Rufus Robinson (pictured) and Earl Cooley are the first two men to parachute from an airplane to fight a forest fire on the Nez Perce National Forest on July 12, 1940. (USFS Photo)

In 1940, Rufus Robinson and Earl Cooley made U.S. Forest Service history parachuting onto a fire over Martin Creek on the Nez Perce National Forest in Idaho.  This historic jump started an elite smokejumper program, a program born of necessity and innovation.

Since then, smokejumpers have played a vital role in fire suppression by providing a unique capability to deliver large numbers of highly skilled, qualified firefighters over large distances in a short amount of time. Read more »

New Report Highlights Sage Conservation Successes, Stories

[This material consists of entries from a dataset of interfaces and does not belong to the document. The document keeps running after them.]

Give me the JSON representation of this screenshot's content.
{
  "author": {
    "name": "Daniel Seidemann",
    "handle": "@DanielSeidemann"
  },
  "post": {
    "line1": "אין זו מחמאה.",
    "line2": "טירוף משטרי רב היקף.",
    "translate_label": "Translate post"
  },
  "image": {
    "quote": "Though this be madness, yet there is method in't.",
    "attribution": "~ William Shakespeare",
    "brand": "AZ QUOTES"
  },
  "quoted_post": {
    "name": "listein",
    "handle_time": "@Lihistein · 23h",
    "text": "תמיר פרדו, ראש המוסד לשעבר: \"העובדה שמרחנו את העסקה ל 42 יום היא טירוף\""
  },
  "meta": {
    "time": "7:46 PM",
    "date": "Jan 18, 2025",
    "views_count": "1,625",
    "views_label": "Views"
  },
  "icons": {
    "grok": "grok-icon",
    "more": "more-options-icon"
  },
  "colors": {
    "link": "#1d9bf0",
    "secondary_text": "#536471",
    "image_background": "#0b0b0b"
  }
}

Signing an agreement supporting sage grouse conservation

SGI today unveiled a new report that highlights the people and partnerships responsible for sage grouse conservation efforts on private lands.

Statistics associated with the Sage Grouse Initiative (SGI) are quite impressive. Since 2010, more than 1,100 ranchers have teamed up with USDA’s Natural Resources Conservation Service (NRCS) in the partnership led by the agency to conserve habitat on 4.4 million acres, an area of working lands twice the size of Yellowstone National Park. The partnership has invested more than $424 million, of which more than 75 percent are invested in the highest priority areas.

NRCS helps restore habitat for sage grouse, an iconic, at-risk bird of the American West, by restoring and protecting key landscapes through removal of encroaching conifers, up by 14-fold, and through the establishment of conservation easements, up by 18-fold. While these numbers are indeed important, they do not share the real story. It’s the people and partnerships behind the numbers that truly matter as they are the ones that actually put the conservation on the ground. These conservation heroes and their tremendous accomplishments are highlighted in the brand new publication called “Success on the Range,” unveiled today by SGI. Read more »